The implementation of robots into the workplace is steadily becoming more popular. Where initial capital investments may be high, the payoff of bringing robots into the workspace seems to give back endless benefits which far outweighs the costs.
Industrial workplaces are one of the common professional settings that are using robots. Industrial robots take many names, with the most common one being autonomous mobile robots, or AMRs.
AMRs have become popular due to their ability to adapt easily to routine tasks. This includes ease of programming and intuitive routing where inbuilt sensors can detect and avoid obstacles.
How AMRs are implemented into the workpace
In addition, AMRs have become favoured in the workplace for their ability to replace a portion of the human workforce.
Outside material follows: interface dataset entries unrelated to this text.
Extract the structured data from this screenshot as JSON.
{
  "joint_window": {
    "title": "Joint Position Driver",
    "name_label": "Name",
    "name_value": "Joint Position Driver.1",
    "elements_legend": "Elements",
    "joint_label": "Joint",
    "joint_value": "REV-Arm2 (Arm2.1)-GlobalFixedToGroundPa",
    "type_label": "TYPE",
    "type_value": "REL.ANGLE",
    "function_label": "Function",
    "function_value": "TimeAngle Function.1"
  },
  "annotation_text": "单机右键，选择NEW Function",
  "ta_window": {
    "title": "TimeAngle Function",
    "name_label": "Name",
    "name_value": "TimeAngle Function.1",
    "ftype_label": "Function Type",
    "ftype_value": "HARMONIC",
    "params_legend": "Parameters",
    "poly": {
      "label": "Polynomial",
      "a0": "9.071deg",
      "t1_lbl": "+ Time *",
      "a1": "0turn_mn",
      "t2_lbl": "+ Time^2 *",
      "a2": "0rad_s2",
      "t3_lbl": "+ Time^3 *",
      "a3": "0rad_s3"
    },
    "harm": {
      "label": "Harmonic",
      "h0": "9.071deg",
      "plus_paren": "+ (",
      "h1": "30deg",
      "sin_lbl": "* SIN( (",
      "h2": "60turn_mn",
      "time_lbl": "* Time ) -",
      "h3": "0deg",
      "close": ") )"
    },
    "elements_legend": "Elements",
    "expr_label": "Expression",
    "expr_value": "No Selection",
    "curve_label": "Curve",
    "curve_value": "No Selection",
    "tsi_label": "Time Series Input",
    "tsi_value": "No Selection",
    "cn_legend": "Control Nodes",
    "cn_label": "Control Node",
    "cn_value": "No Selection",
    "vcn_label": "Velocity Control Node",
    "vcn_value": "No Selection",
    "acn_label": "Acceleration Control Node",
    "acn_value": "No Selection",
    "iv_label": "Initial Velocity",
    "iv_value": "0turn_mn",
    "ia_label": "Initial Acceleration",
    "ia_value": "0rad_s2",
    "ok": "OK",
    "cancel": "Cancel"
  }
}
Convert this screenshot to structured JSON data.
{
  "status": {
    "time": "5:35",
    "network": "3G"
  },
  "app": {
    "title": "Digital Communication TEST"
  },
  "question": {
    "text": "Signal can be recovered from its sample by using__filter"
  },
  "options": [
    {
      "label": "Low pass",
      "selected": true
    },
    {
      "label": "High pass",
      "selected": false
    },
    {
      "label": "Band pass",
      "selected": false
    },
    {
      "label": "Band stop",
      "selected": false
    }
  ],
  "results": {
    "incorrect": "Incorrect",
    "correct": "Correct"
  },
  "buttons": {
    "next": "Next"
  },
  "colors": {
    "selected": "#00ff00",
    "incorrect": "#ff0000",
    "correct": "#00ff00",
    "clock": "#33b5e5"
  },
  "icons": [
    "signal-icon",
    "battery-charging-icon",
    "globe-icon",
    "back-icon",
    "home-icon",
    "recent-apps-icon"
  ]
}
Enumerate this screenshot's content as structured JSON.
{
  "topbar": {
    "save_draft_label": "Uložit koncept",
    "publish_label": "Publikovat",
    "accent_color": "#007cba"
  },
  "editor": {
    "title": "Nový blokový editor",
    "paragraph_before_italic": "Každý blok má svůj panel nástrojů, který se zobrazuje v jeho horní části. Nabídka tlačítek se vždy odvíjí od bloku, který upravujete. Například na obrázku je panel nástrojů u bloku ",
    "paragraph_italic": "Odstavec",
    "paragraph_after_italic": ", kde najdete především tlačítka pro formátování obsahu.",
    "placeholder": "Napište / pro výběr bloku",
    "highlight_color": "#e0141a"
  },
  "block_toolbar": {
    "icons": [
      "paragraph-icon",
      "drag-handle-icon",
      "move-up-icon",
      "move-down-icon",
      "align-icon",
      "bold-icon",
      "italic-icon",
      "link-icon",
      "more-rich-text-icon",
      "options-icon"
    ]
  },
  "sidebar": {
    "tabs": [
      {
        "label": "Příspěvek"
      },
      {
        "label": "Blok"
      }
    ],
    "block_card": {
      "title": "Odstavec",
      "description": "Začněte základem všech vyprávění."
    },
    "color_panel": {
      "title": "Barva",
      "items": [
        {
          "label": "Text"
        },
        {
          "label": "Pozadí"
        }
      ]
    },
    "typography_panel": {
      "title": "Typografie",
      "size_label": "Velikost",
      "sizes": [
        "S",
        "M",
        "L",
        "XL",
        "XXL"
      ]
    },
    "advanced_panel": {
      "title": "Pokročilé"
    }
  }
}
While this has been contested in literature and in real life, it is not necessarily a negative thing.
AMRs can offer many benefits to working alongside and sometimes in replacement of humans while not necessarily taking human jobs.
These reasons include:
- Taking on repetitive tasks that most people do not want to do, such as waste collection and a transfer of items from point a to b.
- Work in off-hours such as the night shift or holidays. The tasks usually completed in these shifts include menial labour where the pay grade is too low and the hours too odd to be appealing to most people.
- Replacing human labour when they call in sick. This gives employers the advantage of having an extra ‘hand’ on call when an employee is unable to make it. This also saves time on finding a replacement and paying double for sick leave and the extra wage.
- AMRs can be assigned to high-risk jobs and carrying heavy loads. This avoid potential human injury and saves humans for jobs that require a higher level of intelligence.